ReferencesAtkinson, R 1999, Project Management: Cost, time and Quality, two best guesses and a phenomenon, it’s time to accept other success criteria, International Journal of Project Management, Vol.17, no.6, pp.337-342. <https://notendur.hi.is/vio1/Project_management_Cost_time_and_quality.pdf>.

Calleam Consulting Ltd- Why Technology Projects Fail, 2015, Tram Trouble
< http://calleam.com/WTPF/?p=7677>. Accessed 20 March 2018.

Cleland, Dl and Ireland, LR 2004, Project Manager’s portable handbook, 2nd edition, McGraw-Hill, New York. Coronado, RB and Antony, J 2002, ‘Critical success factors for the successful implementation of six sigma projects in organisation’, The TQM Magazine, vol. 14 no. 2, pp.92-99.< http://cdn.intechopen.com/pdfs/11583/InTech-A_comprehensive_framework_for_six_sigma_critical _ success_factors_with_an_experience_on_a_developing_country.pdf>.

John G Lowe. 2018. 2010. ONLINE Available at: http://www.arcom.ac.uk/-docs/proceedings/ar2010-1289-1298_Lowe.pdf. Accessed 20 March 2018.

Steven brocklehurst. 2014. Going of the rails: the Edinburgh tram saga. ONLINE Available at: <http://www.bbc.com/news/uk-scotland-edinburgh-east-fife-27159614>. Accessed 19 March 2018.

Audit Scotland. 2011. Edinburgh trams interim report. ONLINE Available at: <http://www.audit-scotland.gov.uk/docs/central/2010/nr_110202_trams.pdf>. Accessed 18 March 2018.

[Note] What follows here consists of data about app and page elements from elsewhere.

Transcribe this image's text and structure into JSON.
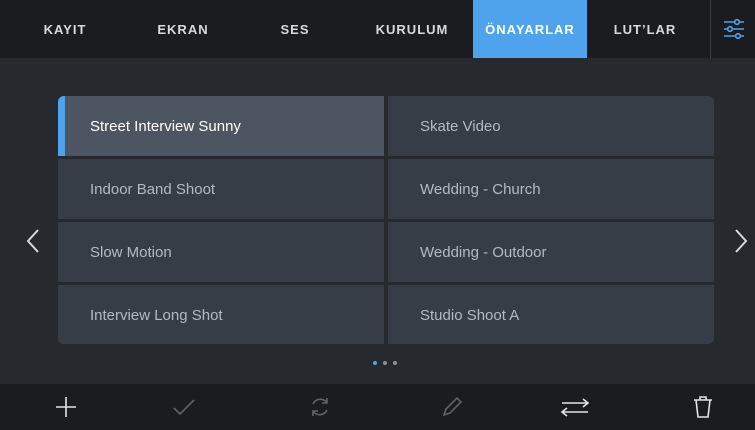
{
  "tabs": [
    {
      "label": "KAYIT"
    },
    {
      "label": "EKRAN"
    },
    {
      "label": "SES"
    },
    {
      "label": "KURULUM"
    },
    {
      "label": "ÖNAYARLAR",
      "active": true
    },
    {
      "label": "LUT’LAR"
    }
  ],
  "menu_icon": "sliders-icon",
  "presets": {
    "left": [
      {
        "label": "Street Interview Sunny",
        "selected": true
      },
      {
        "label": "Indoor Band Shoot"
      },
      {
        "label": "Slow Motion"
      },
      {
        "label": "Interview Long Shot"
      }
    ],
    "right": [
      {
        "label": "Skate Video"
      },
      {
        "label": "Wedding  - Church"
      },
      {
        "label": "Wedding - Outdoor"
      },
      {
        "label": "Studio Shoot A"
      }
    ]
  },
  "pagination": {
    "current_page": 1,
    "total_pages": 3
  },
  "toolbar": {
    "icons": [
      "plus-icon",
      "checkmark-icon",
      "refresh-icon",
      "pencil-icon",
      "swap-arrows-icon",
      "trash-icon"
    ]
  },
  "colors": {
    "accent": "#4ea3ec",
    "bar": "#1a1c20",
    "background": "#26292e",
    "tile": "#373d46",
    "tile_selected": "#4e5562"
  }
}
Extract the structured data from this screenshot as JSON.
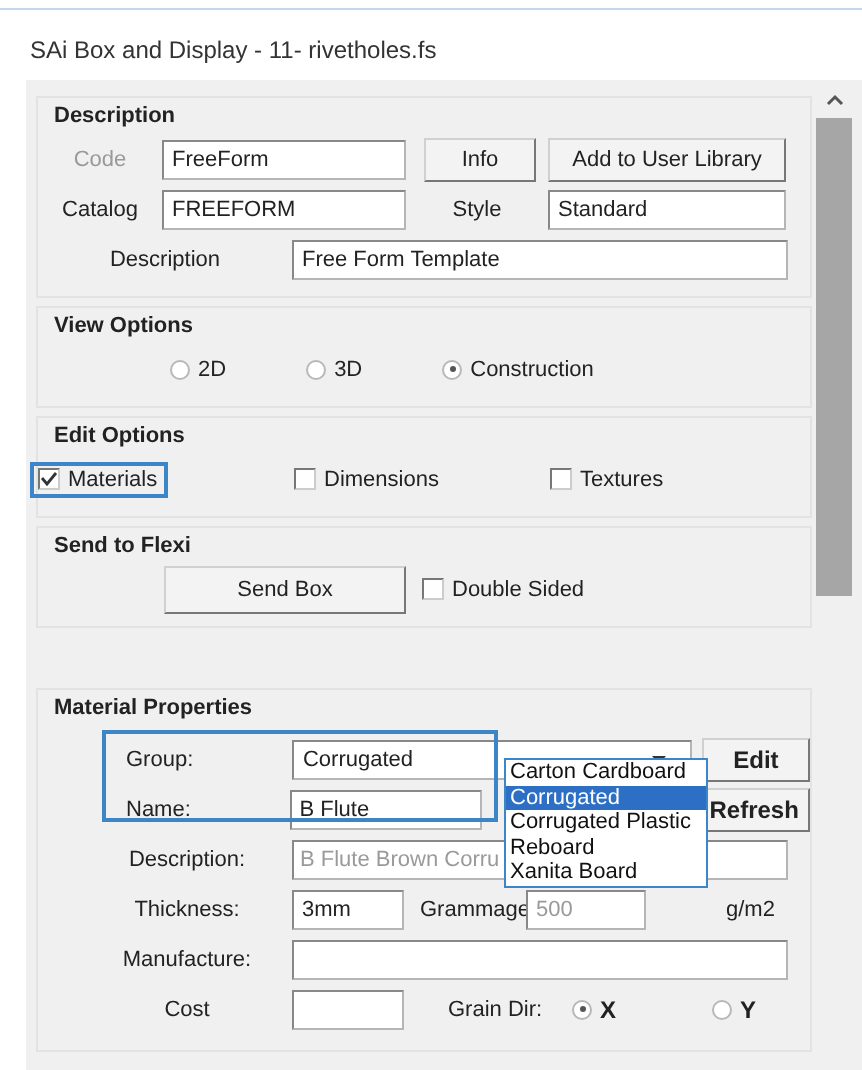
{
  "window": {
    "title": "SAi Box and Display - 11- rivetholes.fs"
  },
  "description": {
    "title": "Description",
    "code": {
      "label": "Code",
      "value": "FreeForm",
      "disabled": true
    },
    "info_button": "Info",
    "add_button": "Add to User Library",
    "catalog": {
      "label": "Catalog",
      "value": "FREEFORM"
    },
    "style": {
      "label": "Style",
      "value": "Standard"
    },
    "description": {
      "label": "Description",
      "value": "Free Form Template"
    }
  },
  "view_options": {
    "title": "View Options",
    "radios": [
      {
        "label": "2D",
        "selected": false
      },
      {
        "label": "3D",
        "selected": false
      },
      {
        "label": "Construction",
        "selected": true
      }
    ]
  },
  "edit_options": {
    "title": "Edit Options",
    "checkboxes": [
      {
        "label": "Materials",
        "checked": true,
        "focused": true
      },
      {
        "label": "Dimensions",
        "checked": false,
        "focused": false
      },
      {
        "label": "Textures",
        "checked": false,
        "focused": false
      }
    ]
  },
  "send_to_flexi": {
    "title": "Send to Flexi",
    "button": "Send Box",
    "checkbox": {
      "label": "Double Sided",
      "checked": false
    }
  },
  "material_properties": {
    "title": "Material Properties",
    "group": {
      "label": "Group:",
      "value": "Corrugated"
    },
    "name": {
      "label": "Name:",
      "value": "B Flute"
    },
    "dropdown": {
      "options": [
        {
          "label": "Carton Cardboard",
          "selected": false
        },
        {
          "label": "Corrugated",
          "selected": true
        },
        {
          "label": "Corrugated Plastic",
          "selected": false
        },
        {
          "label": "Reboard",
          "selected": false
        },
        {
          "label": "Xanita Board",
          "selected": false
        }
      ]
    },
    "edit_button": "Edit",
    "refresh_button": "Refresh",
    "description": {
      "label": "Description:",
      "value": "B Flute Brown Corru",
      "disabled": true
    },
    "thickness": {
      "label": "Thickness:",
      "value": "3mm"
    },
    "grammage": {
      "label": "Grammage",
      "value": "500",
      "unit": "g/m2",
      "disabled": true
    },
    "manufacture": {
      "label": "Manufacture:"
    },
    "cost": {
      "label": "Cost"
    },
    "grain_dir": {
      "label": "Grain Dir:",
      "options": [
        {
          "label": "X",
          "selected": true
        },
        {
          "label": "Y",
          "selected": false
        }
      ]
    }
  }
}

Danie van der Westhuizen. 2015. Defining and measuring project success. ONLINE Available at: <https://eprints.usq.edu.au/346/1/DependentVariableArticleV8.pdf>. Accessed 19 March 2018.